The shift is observed particularly among millennials as outlined in a recent Gallup poll. Gallup identified six functional shifts that millennials value in an employer—shifts that could impact our turnover rates and ability to retain these workers.
These findings present a unique opportunity for Christian employers during this era of job-hopping and labor shortages. In addition to profits, we believe in helping people know God and flourish in their identity in Him. As our purpose for business extends beyond the bottom line, we have the advantage to satisfy people’s intrinsic hunger for meaningful work.
Step 5: Conduct Stay Interviews
The transitory nature of the employer-employee relationship in the contemporary workforce empowers employees to regularly change jobs in search of workplace environments that support their preferences, expectations, and intentions. The table above reinforces this reality.
If the root of employee retention is focusing on those six factors, we must invest in strategies to understand employees better. Human resource professionals refer to this approach as an employee listening strategy.
Performing exit interviews is a fairly standard method in a listening strategy. However, employers who want to get ahead on retention issues may want to try a more proactive approach that SHRM calls the Stay Interview, or less formally, a “periodic check-in.” Stay Interviews allow employers to learn about their employees’ well-being and needs before they decide to leave.
At C12, we suggest managers consider regularly asking employees questions like these:
What do you enjoy most about working here?
What adjustments would make you feel more valued, supported, or fulfilled?
What about our management approach helps you thrive? What inhibits your effectiveness?
Conducted effectively, employees feel heard and valued, and we gain alignment on goals and expectations.
But don’t be misled by the term “listening” in an employee listening strategy. The work doesn’t stop there. For best results in retention, listening only precedes the critical step of acting. If we act on what employees share, we improve the employee experience, foster trust, and reinforce that employee feedback is welcomed.
Beating Industry Standards: A Case Study
Stephen and Ken Reyes are C12 members in Mission Viejo, California, and the father and son Christian business owners at Strategic Sanitation Services. Turnover in their industry averages 200% annually! This astonishing turnover number is largely due to the low pay and lack of career growth opportunities.
Given these realities, how might a Christian CEO set out to overcome unhealthy turnover and lead differently? Stephen and Ken share how they have achieved a turnover rate far below the industry rate at 60%—and still believe they can push that number even lower.
In their story, we hear the application of the steps listed above. Stephen notes that as Christian business leaders, they’ve learned that putting people first makes all the difference. “God has taught us that the more we focus on people and their needs, and less so on what the company needs, that our business can grow and flourish. [Our approach] makes people feel valued. It feels like we’re looking for someone like them to fill a role that is valued and appreciated. That’s when they decide this is a place to stay.”
Bringing it all Together

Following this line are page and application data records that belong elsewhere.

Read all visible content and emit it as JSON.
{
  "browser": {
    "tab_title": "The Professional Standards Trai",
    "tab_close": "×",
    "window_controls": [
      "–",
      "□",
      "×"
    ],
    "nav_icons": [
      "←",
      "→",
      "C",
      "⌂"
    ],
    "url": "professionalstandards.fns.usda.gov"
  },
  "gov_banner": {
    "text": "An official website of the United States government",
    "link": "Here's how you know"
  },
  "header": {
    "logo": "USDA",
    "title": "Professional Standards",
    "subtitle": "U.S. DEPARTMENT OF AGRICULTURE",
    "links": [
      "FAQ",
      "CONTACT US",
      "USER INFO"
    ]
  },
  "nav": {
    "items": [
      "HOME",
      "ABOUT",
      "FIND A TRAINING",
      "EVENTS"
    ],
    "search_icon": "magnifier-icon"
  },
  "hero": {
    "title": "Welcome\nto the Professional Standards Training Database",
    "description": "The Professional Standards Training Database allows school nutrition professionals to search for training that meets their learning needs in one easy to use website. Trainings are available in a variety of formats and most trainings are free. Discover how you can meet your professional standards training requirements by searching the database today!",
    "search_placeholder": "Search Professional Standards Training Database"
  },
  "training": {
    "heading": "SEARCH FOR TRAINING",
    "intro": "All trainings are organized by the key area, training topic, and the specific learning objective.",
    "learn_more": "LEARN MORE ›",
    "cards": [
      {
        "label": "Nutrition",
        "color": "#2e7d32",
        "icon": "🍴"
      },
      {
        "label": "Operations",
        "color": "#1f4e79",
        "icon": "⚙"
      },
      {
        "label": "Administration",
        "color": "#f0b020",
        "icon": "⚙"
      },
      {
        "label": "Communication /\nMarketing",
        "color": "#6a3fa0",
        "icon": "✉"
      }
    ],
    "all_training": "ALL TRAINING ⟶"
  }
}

We reduce our risks for unhealthy turnover by creating safe places to engage in meaningful dialogue, adapting to what employees need and desire to thrive in their work, and developing exceptional managers.
For Christian CEOs, ongoing relationships with employees mean ongoing opportunities to impact their lives. We get to show them the love of Christ, develop them professionally and personally, and serve their families. And, together, we partner with them to build great businesses with a greater purpose.
At C12, we provide Christian CEOs and business owners with the business tools, peer advisory groups, and executive coaching they need to thrive in business and life. To learn more about C12’s approach to Christ-centered business leadership, find a C12 Business Forum near you.